◆ Problem to work on
A word-for-word copy of the entries, with the images left out, is what you should write.

Dataset entries
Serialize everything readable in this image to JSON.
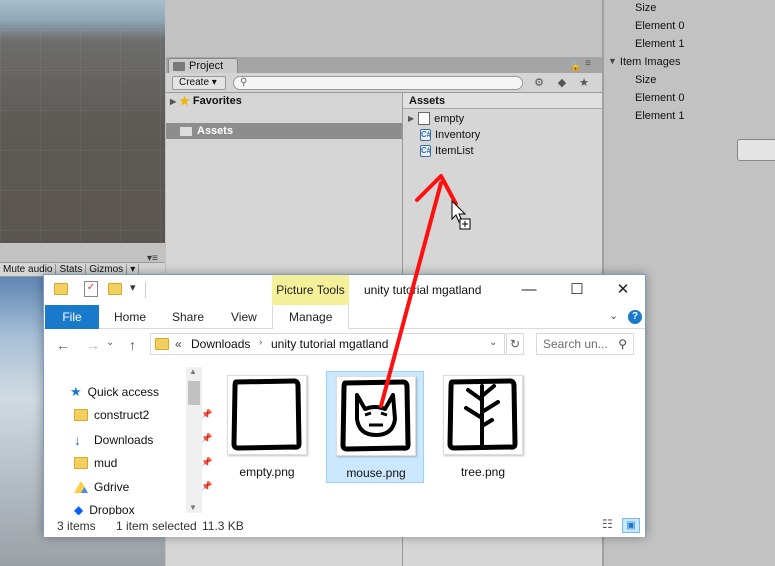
{
  "unity": {
    "game_toolbar": [
      "Mute audio",
      "Stats",
      "Gizmos"
    ],
    "project_tab": "Project",
    "create_label": "Create",
    "favorites_label": "Favorites",
    "tree_assets_label": "Assets",
    "assets_header": "Assets",
    "assets": [
      {
        "name": "empty",
        "icon": "file-icon"
      },
      {
        "name": "Inventory",
        "icon": "csharp-script-icon"
      },
      {
        "name": "ItemList",
        "icon": "csharp-script-icon"
      }
    ],
    "inspector": {
      "rows": [
        {
          "label": "Size",
          "indent": true
        },
        {
          "label": "Element 0",
          "indent": true
        },
        {
          "label": "Element 1",
          "indent": true
        },
        {
          "label": "Item Images",
          "indent": false
        },
        {
          "label": "Size",
          "indent": true
        },
        {
          "label": "Element 0",
          "indent": true
        },
        {
          "label": "Element 1",
          "indent": true
        }
      ]
    }
  },
  "explorer": {
    "context_tab": "Picture Tools",
    "title": "unity tutorial mgatland",
    "ribbon_tabs": {
      "file": "File",
      "home": "Home",
      "share": "Share",
      "view": "View",
      "manage": "Manage"
    },
    "address": {
      "prefix": "«",
      "parts": [
        "Downloads",
        "unity tutorial mgatland"
      ]
    },
    "search_placeholder": "Search un...",
    "nav": {
      "quick_access": "Quick access",
      "items": [
        "construct2",
        "Downloads",
        "mud",
        "Gdrive",
        "Dropbox"
      ]
    },
    "files": [
      {
        "name": "empty.png",
        "selected": false
      },
      {
        "name": "mouse.png",
        "selected": true
      },
      {
        "name": "tree.png",
        "selected": false
      }
    ],
    "status": {
      "count": "3 items",
      "selection": "1 item selected",
      "size": "11.3 KB"
    }
  },
  "colors": {
    "arrow": "#ff1010",
    "file_tab": "#1979ca",
    "picture_tools": "#f5ef9a",
    "selection": "#cce8ff"
  }
}
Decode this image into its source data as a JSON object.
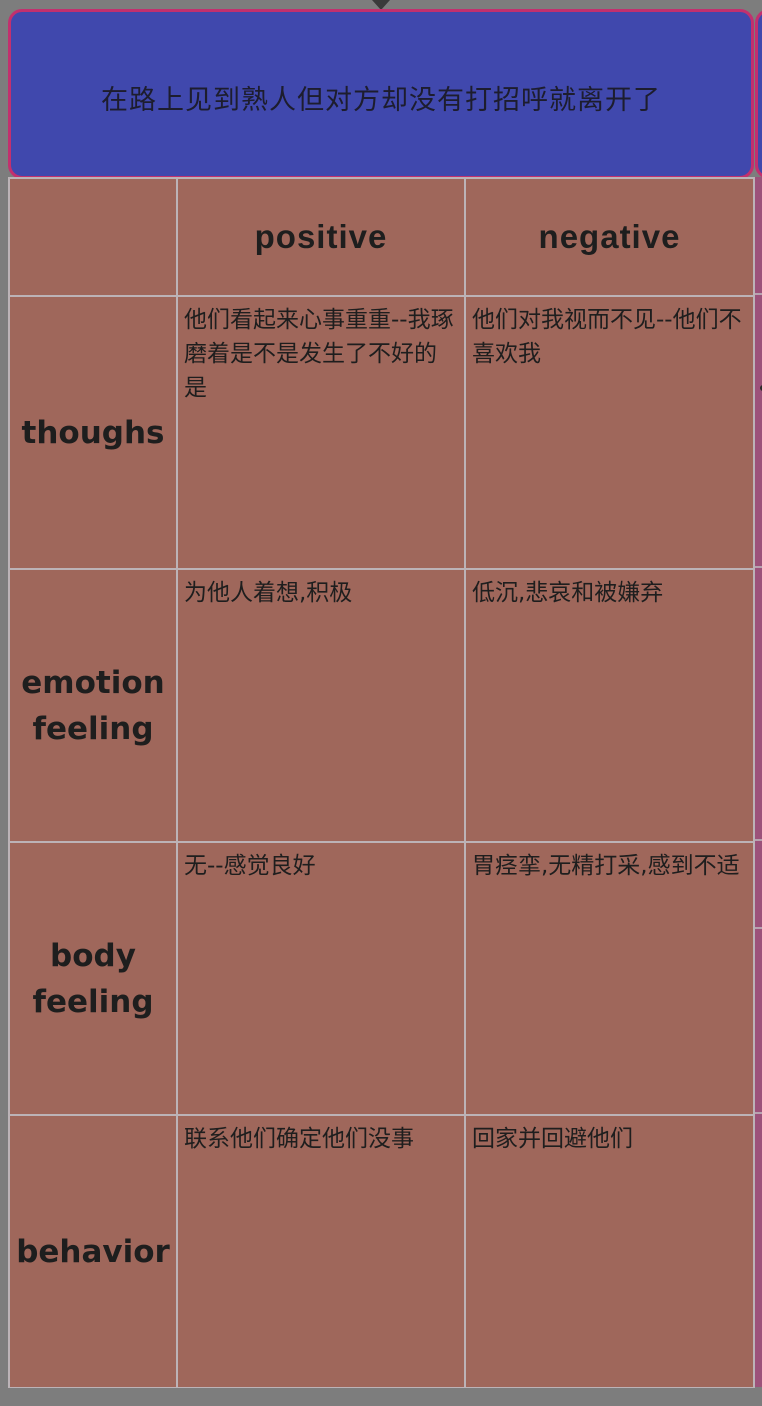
{
  "header": {
    "title": "在路上见到熟人但对方却没有打招呼就离开了"
  },
  "table": {
    "columns": [
      "",
      "positive",
      "negative"
    ],
    "rows": [
      {
        "label": "thoughs",
        "positive": "他们看起来心事重重--我琢磨着是不是发生了不好的是",
        "negative": "他们对我视而不见--他们不喜欢我"
      },
      {
        "label": "emotion feeling",
        "positive": "为他人着想,积极",
        "negative": "低沉,悲哀和被嫌弃"
      },
      {
        "label": "body feeling",
        "positive": "无--感觉良好",
        "negative": "胃痉挛,无精打采,感到不适"
      },
      {
        "label": "behavior",
        "positive": "联系他们确定他们没事",
        "negative": "回家并回避他们"
      }
    ]
  },
  "colors": {
    "header_bg": "#4048ad",
    "header_border": "#c2306e",
    "cell_bg": "#9f675b",
    "grid_line": "#bcb3b7",
    "canvas_bg": "#7d7d7d"
  }
}
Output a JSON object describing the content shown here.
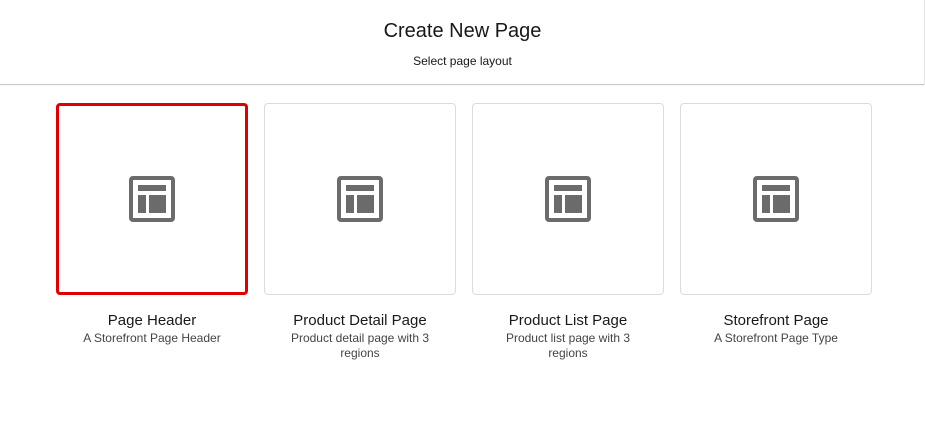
{
  "dialog": {
    "title": "Create New Page",
    "subtitle": "Select page layout"
  },
  "layouts": [
    {
      "label": "Page Header",
      "description": "A Storefront Page Header",
      "icon": "page-layout-icon",
      "selected": true
    },
    {
      "label": "Product Detail Page",
      "description": "Product detail page with 3 regions",
      "icon": "page-layout-icon",
      "selected": false
    },
    {
      "label": "Product List Page",
      "description": "Product list page with 3 regions",
      "icon": "page-layout-icon",
      "selected": false
    },
    {
      "label": "Storefront Page",
      "description": "A Storefront Page Type",
      "icon": "page-layout-icon",
      "selected": false
    }
  ],
  "colors": {
    "selected_border": "#e00000",
    "tile_border": "#dddbda",
    "icon": "#6b6b6b"
  }
}
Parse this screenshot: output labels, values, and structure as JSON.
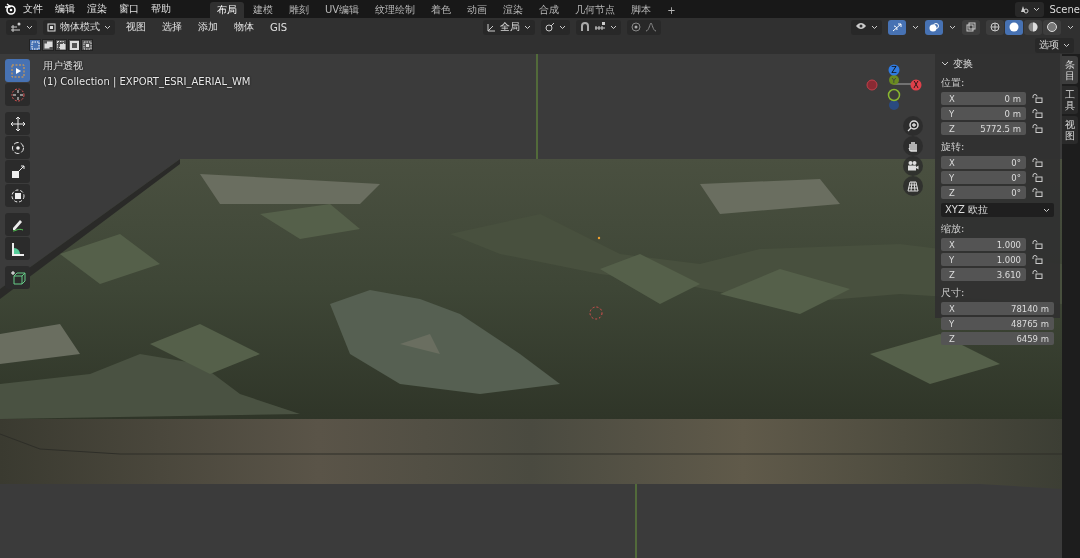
{
  "topbar": {
    "menus": [
      "文件",
      "编辑",
      "渲染",
      "窗口",
      "帮助"
    ],
    "workspaces": [
      {
        "label": "布局",
        "selected": true
      },
      {
        "label": "建模",
        "selected": false
      },
      {
        "label": "雕刻",
        "selected": false
      },
      {
        "label": "UV编辑",
        "selected": false
      },
      {
        "label": "纹理绘制",
        "selected": false
      },
      {
        "label": "着色",
        "selected": false
      },
      {
        "label": "动画",
        "selected": false
      },
      {
        "label": "渲染",
        "selected": false
      },
      {
        "label": "合成",
        "selected": false
      },
      {
        "label": "几何节点",
        "selected": false
      },
      {
        "label": "脚本",
        "selected": false
      }
    ],
    "add_tab": "+",
    "scene": "Scene"
  },
  "header": {
    "mode": "物体模式",
    "menus": [
      "视图",
      "选择",
      "添加",
      "物体",
      "GIS"
    ],
    "orientation": "全局",
    "gizmo_on": true,
    "overlays_on": true,
    "xray_on": false,
    "shading": [
      {
        "kind": "wire",
        "selected": false
      },
      {
        "kind": "solid",
        "selected": true
      },
      {
        "kind": "material",
        "selected": false
      },
      {
        "kind": "rendered",
        "selected": false
      }
    ],
    "options": "选项"
  },
  "select_modes": [
    {
      "kind": "new",
      "selected": true
    },
    {
      "kind": "extend",
      "selected": false
    },
    {
      "kind": "subtract",
      "selected": false
    },
    {
      "kind": "invert",
      "selected": false
    },
    {
      "kind": "intersect",
      "selected": false
    }
  ],
  "toolbar": [
    {
      "kind": "select",
      "selected": true
    },
    {
      "kind": "cursor",
      "selected": false
    },
    {
      "kind": "move",
      "selected": false
    },
    {
      "kind": "rotate",
      "selected": false
    },
    {
      "kind": "scale",
      "selected": false
    },
    {
      "kind": "transform",
      "selected": false
    },
    {
      "kind": "annotate",
      "selected": false
    },
    {
      "kind": "measure",
      "selected": false
    },
    {
      "kind": "add-cube",
      "selected": false
    }
  ],
  "viewport": {
    "view_name": "用户透视",
    "object_info": "(1) Collection | EXPORT_ESRI_AERIAL_WM",
    "gizmo_axes": [
      "Z",
      "Y",
      "X"
    ]
  },
  "sidebar": {
    "panel": "变换",
    "expanded": true,
    "sections": [
      {
        "kind": "vector",
        "label": "位置:",
        "locks": true,
        "rows": [
          {
            "axis": "X",
            "value": "0 m"
          },
          {
            "axis": "Y",
            "value": "0 m"
          },
          {
            "axis": "Z",
            "value": "5772.5 m"
          }
        ]
      },
      {
        "kind": "vector",
        "label": "旋转:",
        "locks": true,
        "rows": [
          {
            "axis": "X",
            "value": "0°"
          },
          {
            "axis": "Y",
            "value": "0°"
          },
          {
            "axis": "Z",
            "value": "0°"
          }
        ]
      },
      {
        "kind": "dropdown",
        "value": "XYZ 欧拉"
      },
      {
        "kind": "vector",
        "label": "缩放:",
        "locks": true,
        "rows": [
          {
            "axis": "X",
            "value": "1.000"
          },
          {
            "axis": "Y",
            "value": "1.000"
          },
          {
            "axis": "Z",
            "value": "3.610"
          }
        ]
      },
      {
        "kind": "vector",
        "label": "尺寸:",
        "locks": false,
        "rows": [
          {
            "axis": "X",
            "value": "78140 m"
          },
          {
            "axis": "Y",
            "value": "48765 m"
          },
          {
            "axis": "Z",
            "value": "6459 m"
          }
        ]
      }
    ],
    "tabs": [
      {
        "label": "条目",
        "selected": true
      },
      {
        "label": "工具",
        "selected": false
      },
      {
        "label": "视图",
        "selected": false
      }
    ]
  }
}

◆ Worked solution
Serialize everything readable in this image to JSON.
{
  "unity": {
    "game_toolbar": [
      "Mute audio",
      "Stats",
      "Gizmos"
    ],
    "project_tab": "Project",
    "create_label": "Create",
    "favorites_label": "Favorites",
    "tree_assets_label": "Assets",
    "assets_header": "Assets",
    "assets": [
      {
        "name": "empty",
        "icon": "file-icon"
      },
      {
        "name": "Inventory",
        "icon": "csharp-script-icon"
      },
      {
        "name": "ItemList",
        "icon": "csharp-script-icon"
      }
    ],
    "inspector": {
      "rows": [
        {
          "label": "Size",
          "indent": true
        },
        {
          "label": "Element 0",
          "indent": true
        },
        {
          "label": "Element 1",
          "indent": true
        },
        {
          "label": "Item Images",
          "indent": false
        },
        {
          "label": "Size",
          "indent": true
        },
        {
          "label": "Element 0",
          "indent": true
        },
        {
          "label": "Element 1",
          "indent": true
        }
      ]
    }
  },
  "explorer": {
    "context_tab": "Picture Tools",
    "title": "unity tutorial mgatland",
    "ribbon_tabs": {
      "file": "File",
      "home": "Home",
      "share": "Share",
      "view": "View",
      "manage": "Manage"
    },
    "address": {
      "prefix": "«",
      "parts": [
        "Downloads",
        "unity tutorial mgatland"
      ]
    },
    "search_placeholder": "Search un...",
    "nav": {
      "quick_access": "Quick access",
      "items": [
        "construct2",
        "Downloads",
        "mud",
        "Gdrive",
        "Dropbox"
      ]
    },
    "files": [
      {
        "name": "empty.png",
        "selected": false
      },
      {
        "name": "mouse.png",
        "selected": true
      },
      {
        "name": "tree.png",
        "selected": false
      }
    ],
    "status": {
      "count": "3 items",
      "selection": "1 item selected",
      "size": "11.3 KB"
    }
  },
  "colors": {
    "arrow": "#ff1010",
    "file_tab": "#1979ca",
    "picture_tools": "#f5ef9a",
    "selection": "#cce8ff"
  }
}
Decode this image into its source data as a JSON object.
{
  "header": {
    "title": "在路上见到熟人但对方却没有打招呼就离开了"
  },
  "table": {
    "columns": [
      "",
      "positive",
      "negative"
    ],
    "rows": [
      {
        "label": "thoughs",
        "positive": "他们看起来心事重重--我琢磨着是不是发生了不好的是",
        "negative": "他们对我视而不见--他们不喜欢我"
      },
      {
        "label": "emotion feeling",
        "positive": "为他人着想,积极",
        "negative": "低沉,悲哀和被嫌弃"
      },
      {
        "label": "body feeling",
        "positive": "无--感觉良好",
        "negative": "胃痉挛,无精打采,感到不适"
      },
      {
        "label": "behavior",
        "positive": "联系他们确定他们没事",
        "negative": "回家并回避他们"
      }
    ]
  },
  "colors": {
    "header_bg": "#4048ad",
    "header_border": "#c2306e",
    "cell_bg": "#9f675b",
    "grid_line": "#bcb3b7",
    "canvas_bg": "#7d7d7d"
  }
}
Output a JSON object describing the content shown here.
{
  "dialog": {
    "title": "Create New Page",
    "subtitle": "Select page layout"
  },
  "layouts": [
    {
      "label": "Page Header",
      "description": "A Storefront Page Header",
      "icon": "page-layout-icon",
      "selected": true
    },
    {
      "label": "Product Detail Page",
      "description": "Product detail page with 3 regions",
      "icon": "page-layout-icon",
      "selected": false
    },
    {
      "label": "Product List Page",
      "description": "Product list page with 3 regions",
      "icon": "page-layout-icon",
      "selected": false
    },
    {
      "label": "Storefront Page",
      "description": "A Storefront Page Type",
      "icon": "page-layout-icon",
      "selected": false
    }
  ],
  "colors": {
    "selected_border": "#e00000",
    "tile_border": "#dddbda",
    "icon": "#6b6b6b"
  }
}
Parse this screenshot: output labels, values, and structure as JSON.
{
  "topbar": {
    "menus": [
      "文件",
      "编辑",
      "渲染",
      "窗口",
      "帮助"
    ],
    "workspaces": [
      {
        "label": "布局",
        "selected": true
      },
      {
        "label": "建模",
        "selected": false
      },
      {
        "label": "雕刻",
        "selected": false
      },
      {
        "label": "UV编辑",
        "selected": false
      },
      {
        "label": "纹理绘制",
        "selected": false
      },
      {
        "label": "着色",
        "selected": false
      },
      {
        "label": "动画",
        "selected": false
      },
      {
        "label": "渲染",
        "selected": false
      },
      {
        "label": "合成",
        "selected": false
      },
      {
        "label": "几何节点",
        "selected": false
      },
      {
        "label": "脚本",
        "selected": false
      }
    ],
    "add_tab": "+",
    "scene": "Scene"
  },
  "header": {
    "mode": "物体模式",
    "menus": [
      "视图",
      "选择",
      "添加",
      "物体",
      "GIS"
    ],
    "orientation": "全局",
    "gizmo_on": true,
    "overlays_on": true,
    "xray_on": false,
    "shading": [
      {
        "kind": "wire",
        "selected": false
      },
      {
        "kind": "solid",
        "selected": true
      },
      {
        "kind": "material",
        "selected": false
      },
      {
        "kind": "rendered",
        "selected": false
      }
    ],
    "options": "选项"
  },
  "select_modes": [
    {
      "kind": "new",
      "selected": true
    },
    {
      "kind": "extend",
      "selected": false
    },
    {
      "kind": "subtract",
      "selected": false
    },
    {
      "kind": "invert",
      "selected": false
    },
    {
      "kind": "intersect",
      "selected": false
    }
  ],
  "toolbar": [
    {
      "kind": "select",
      "selected": true
    },
    {
      "kind": "cursor",
      "selected": false
    },
    {
      "kind": "move",
      "selected": false
    },
    {
      "kind": "rotate",
      "selected": false
    },
    {
      "kind": "scale",
      "selected": false
    },
    {
      "kind": "transform",
      "selected": false
    },
    {
      "kind": "annotate",
      "selected": false
    },
    {
      "kind": "measure",
      "selected": false
    },
    {
      "kind": "add-cube",
      "selected": false
    }
  ],
  "viewport": {
    "view_name": "用户透视",
    "object_info": "(1) Collection | EXPORT_ESRI_AERIAL_WM",
    "gizmo_axes": [
      "Z",
      "Y",
      "X"
    ]
  },
  "sidebar": {
    "panel": "变换",
    "expanded": true,
    "sections": [
      {
        "kind": "vector",
        "label": "位置:",
        "locks": true,
        "rows": [
          {
            "axis": "X",
            "value": "0 m"
          },
          {
            "axis": "Y",
            "value": "0 m"
          },
          {
            "axis": "Z",
            "value": "5772.5 m"
          }
        ]
      },
      {
        "kind": "vector",
        "label": "旋转:",
        "locks": true,
        "rows": [
          {
            "axis": "X",
            "value": "0°"
          },
          {
            "axis": "Y",
            "value": "0°"
          },
          {
            "axis": "Z",
            "value": "0°"
          }
        ]
      },
      {
        "kind": "dropdown",
        "value": "XYZ 欧拉"
      },
      {
        "kind": "vector",
        "label": "缩放:",
        "locks": true,
        "rows": [
          {
            "axis": "X",
            "value": "1.000"
          },
          {
            "axis": "Y",
            "value": "1.000"
          },
          {
            "axis": "Z",
            "value": "3.610"
          }
        ]
      },
      {
        "kind": "vector",
        "label": "尺寸:",
        "locks": false,
        "rows": [
          {
            "axis": "X",
            "value": "78140 m"
          },
          {
            "axis": "Y",
            "value": "48765 m"
          },
          {
            "axis": "Z",
            "value": "6459 m"
          }
        ]
      }
    ],
    "tabs": [
      {
        "label": "条目",
        "selected": true
      },
      {
        "label": "工具",
        "selected": false
      },
      {
        "label": "视图",
        "selected": false
      }
    ]
  }
}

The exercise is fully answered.